Federal agents seized roughly $18 million from three of the owners of the Massachusetts pharmacy responsible for the 2012 fungal meningitis outbreak.
Right now, it’s still unclear whether that money will actually wind up in a proposed $135 million victim compensation fund.
Twenty-three of the 64 people killed nationwide in the outbreak were from Michigan.
They were injected with contaminated back pain injections produced by the New England Compounding Center.
Fourteen of the owners and employees have been charged with crimes related to the outbreak.

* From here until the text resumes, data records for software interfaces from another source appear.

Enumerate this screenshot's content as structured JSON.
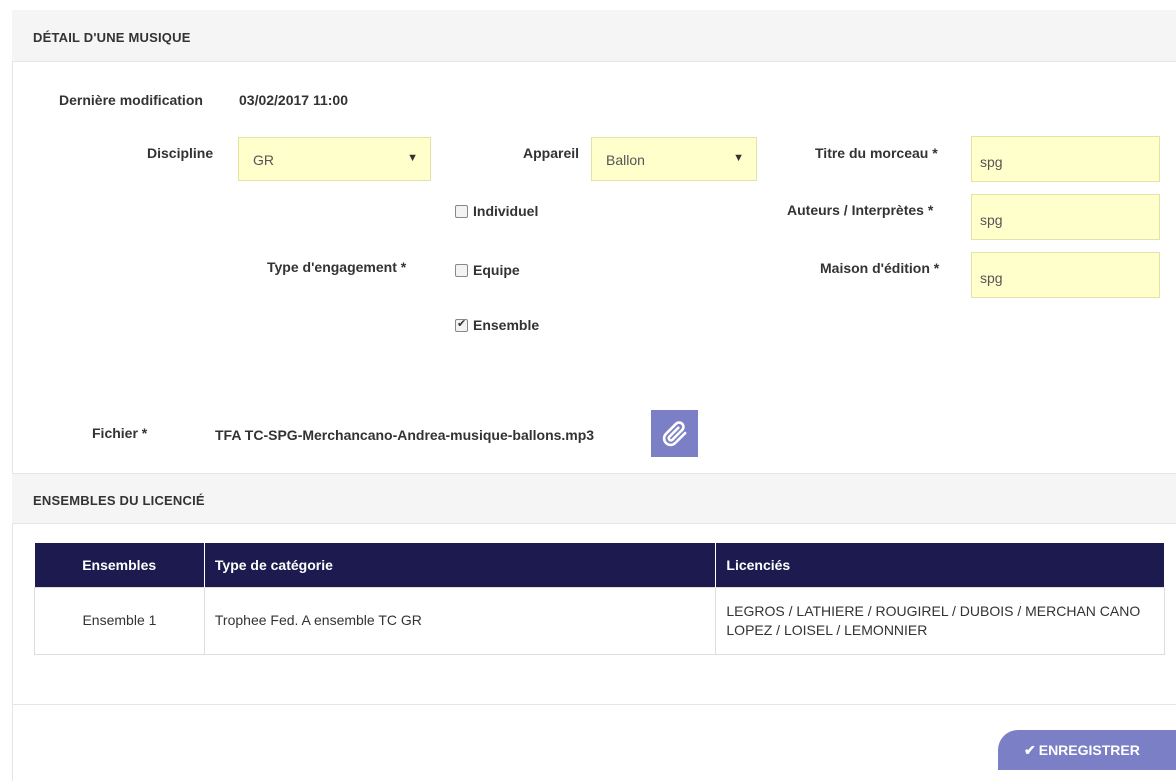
{
  "section1": {
    "title": "DÉTAIL D'UNE MUSIQUE"
  },
  "last_modified": {
    "label": "Dernière modification",
    "value": "03/02/2017 11:00"
  },
  "discipline": {
    "label": "Discipline",
    "value": "GR"
  },
  "appareil": {
    "label": "Appareil",
    "value": "Ballon"
  },
  "titre": {
    "label": "Titre du morceau *",
    "value": "spg"
  },
  "auteurs": {
    "label": "Auteurs / Interprètes *",
    "value": "spg"
  },
  "maison": {
    "label": "Maison d'édition *",
    "value": "spg"
  },
  "engagement": {
    "label": "Type d'engagement *",
    "options": [
      {
        "label": "Individuel",
        "checked": false
      },
      {
        "label": "Equipe",
        "checked": false
      },
      {
        "label": "Ensemble",
        "checked": true
      }
    ]
  },
  "fichier": {
    "label": "Fichier *",
    "value": "TFA TC-SPG-Merchancano-Andrea-musique-ballons.mp3",
    "attach_icon": "paperclip-icon"
  },
  "section2": {
    "title": "ENSEMBLES DU LICENCIÉ"
  },
  "table": {
    "headers": [
      "Ensembles",
      "Type de catégorie",
      "Licenciés"
    ],
    "rows": [
      [
        "Ensemble 1",
        "Trophee Fed. A ensemble TC GR",
        "LEGROS / LATHIERE / ROUGIREL / DUBOIS / MERCHAN CANO LOPEZ / LOISEL / LEMONNIER"
      ]
    ]
  },
  "save_button": {
    "label": "ENREGISTRER",
    "icon": "check-icon"
  },
  "colors": {
    "accent": "#7b7fc6",
    "table_header": "#1c1a4e",
    "field_bg": "#ffffcc"
  }
}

Federal law enforcement alleges the pharmacy knew it was making and distributing contaminated drugs, but tried to cover it up by fudging cleaning logs and telling their customers the facility was up to standards.
The $18 million seized came from three people: Douglas and Carla Conigliaro (Carla Conigliaro was a majority shareholder of the NECC, which closed after filing for bankruptcy following the outbreak), and Barry Caden, a co-owner and head pharmacist at the NECC.
The Conigliaros allegedly transferred money from their main accounts in the wake of the outbreak, even after a federal judge had instructed them not to move their money.
Some 3,500 victims and families have reportedly sued the NECC in bankruptcy court, and a federal judge will soon rule on a proposal to create a $135 million fund that would be divided among the victims.